Every year, hope springs eternal at the NFL Draft, as fans imagine better days ahead after drafting a soon-to-be superstar in the NFL Draft. However, despite the months (years?) of in-depth analysis (which seems to justify the employment of more and more “experts” on ESPN), how can you be sure that your pick will excel rather than flop? Is Georgia’s Matt Stafford the answer or a mistake?
According to a recent study, relying too heavily on the NFL combines is a recipe for disaster.
Frank Kuzmits and Arthur Adams, professors at the University of Louisville, evaluated more than 300 quarterbacks, running backs and wide receivers drafted over six seasons from 1999-2004…These three skill positions were chosen as they have distinct performance statistics that can be tracked…No significant link was found between combine performance and NFL success, except between 40-yard dash times and running backs. Interestingly, even the Wonderlic aptitude test did not predict NFL achievement, even though a skill position like quarterback requires a decent amount of cognitive talent…This research showed that good or bad performance in the combine is not related to good or bad performance on the field.
However, the researchers did cite other studies which showed two traits to be related to future success:
Kuzmits and Adams cite other studies that show a player’s level of self-confidence and anxiety management to be strong clues to their future accomplishments.

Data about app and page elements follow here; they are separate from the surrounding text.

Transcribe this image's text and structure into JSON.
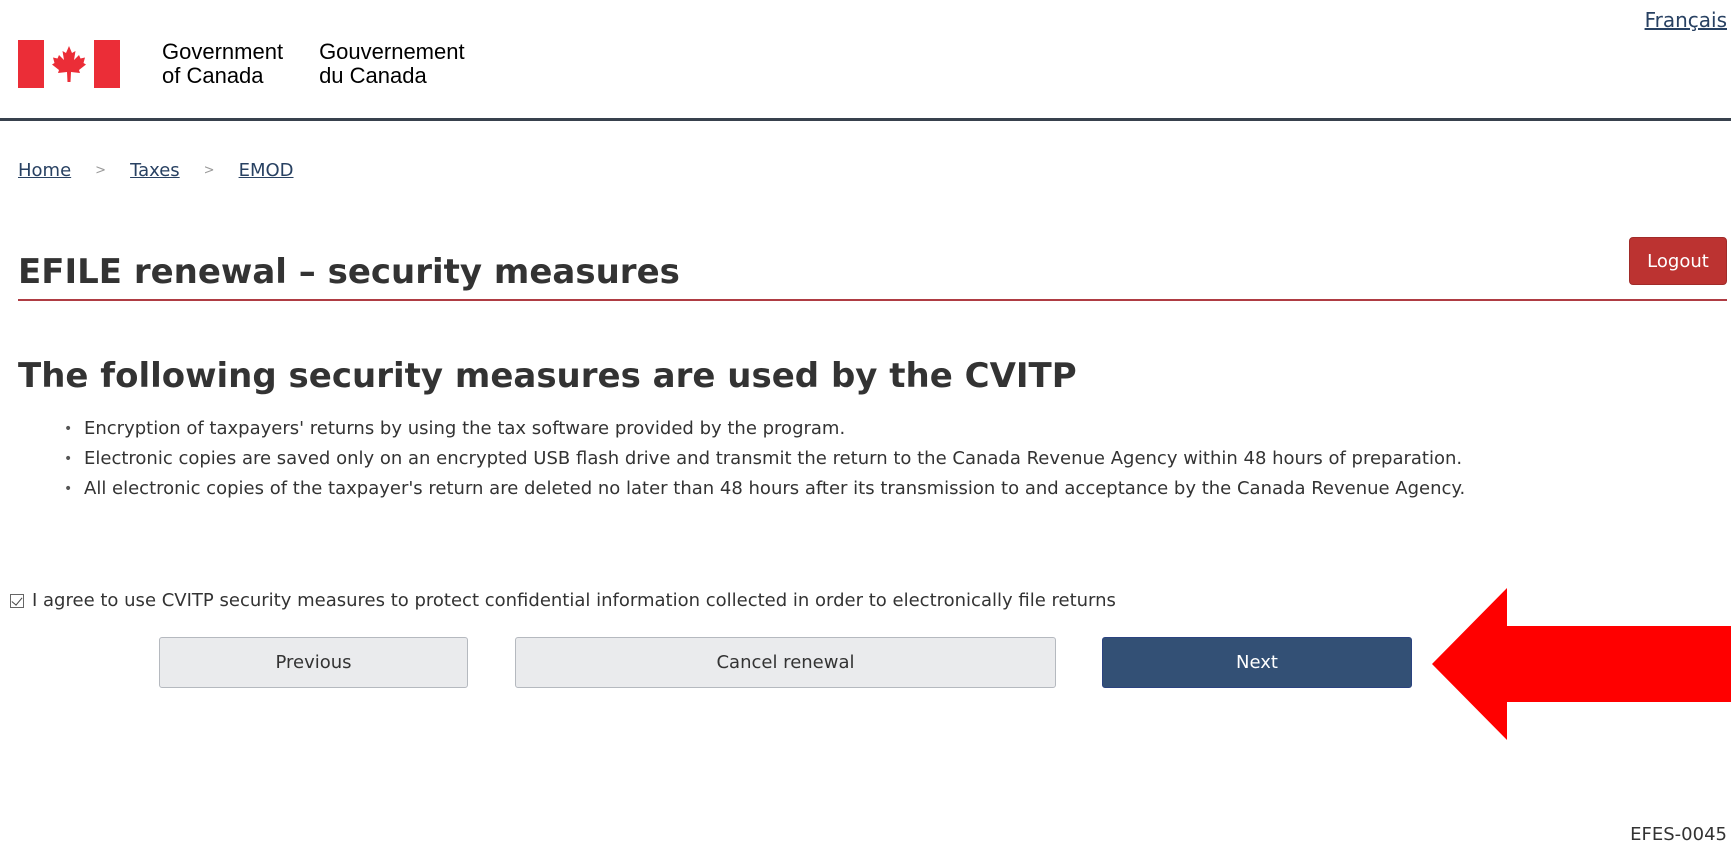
{
  "header": {
    "language_link": "Français",
    "signature_en_line1": "Government",
    "signature_en_line2": "of Canada",
    "signature_fr_line1": "Gouvernement",
    "signature_fr_line2": "du Canada"
  },
  "breadcrumb": {
    "items": [
      "Home",
      "Taxes",
      "EMOD"
    ]
  },
  "logout_label": "Logout",
  "page_title": "EFILE renewal – security measures",
  "section_heading": "The following security measures are used by the CVITP",
  "measures": [
    "Encryption of taxpayers' returns by using the tax software provided by the program.",
    "Electronic copies are saved only on an encrypted USB flash drive and transmit the return to the Canada Revenue Agency within 48 hours of preparation.",
    "All electronic copies of the taxpayer's return are deleted no later than 48 hours after its transmission to and acceptance by the Canada Revenue Agency."
  ],
  "agreement": {
    "label": "I agree to use CVITP security measures to protect confidential information collected in order to electronically file returns",
    "checked": true
  },
  "buttons": {
    "previous": "Previous",
    "cancel": "Cancel renewal",
    "next": "Next"
  },
  "page_id": "EFES-0045",
  "colors": {
    "flag_red": "#eb2d37",
    "logout_red": "#bc3331",
    "next_blue": "#335075",
    "title_rule": "#af3c43",
    "annotation_arrow": "#ff0000"
  }
}
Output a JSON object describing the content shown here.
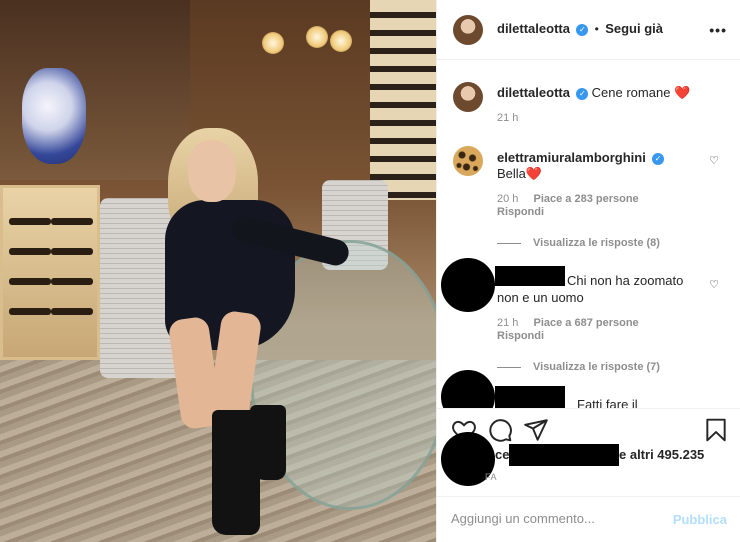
{
  "header": {
    "username": "dilettaleotta",
    "separator": "•",
    "follow_label": "Segui già",
    "more_label": "•••"
  },
  "caption": {
    "username": "dilettaleotta",
    "text": "Cene romane ❤️",
    "time": "21 h"
  },
  "comments": [
    {
      "username": "elettramiuralamborghini",
      "text": "Bella❤️",
      "time": "20 h",
      "likes": "Piace a 283 persone",
      "reply": "Rispondi",
      "view_replies": "Visualizza le risposte (8)"
    },
    {
      "username": "",
      "text_line1": "Chi non ha zoomato",
      "text_line2": "non e un uomo",
      "time": "21 h",
      "likes": "Piace a 687 persone",
      "reply": "Rispondi",
      "view_replies": "Visualizza le risposte (7)"
    },
    {
      "text_partial": "Fatti fare il"
    }
  ],
  "likes": {
    "prefix": "ce",
    "suffix": "e altri 495.235"
  },
  "timeago": "FA",
  "comment_box": {
    "placeholder": "Aggiungi un commento...",
    "publish_label": "Pubblica"
  },
  "icons": {
    "heart": "heart-icon",
    "comment": "comment-icon",
    "share": "paper-plane-icon",
    "save": "bookmark-icon",
    "verified": "verified-badge-icon",
    "more": "more-options-icon"
  },
  "colors": {
    "verified_blue": "#3897f0",
    "muted_text": "#8e8e8e",
    "publish_disabled": "#b2dffc",
    "heart_red": "#ed4956"
  }
}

Rather than concentrate on physical tests like the vertical jump or shuttle runs, basketball players should focus on developing their self-confidence and anxiety management skills. This is not to say that physical skills or characteristics are unimportant: instead, at any level, especially as one moves to higher and higher levels, the physical characteristics balance out and mental skills often separate the most successful players from their peers.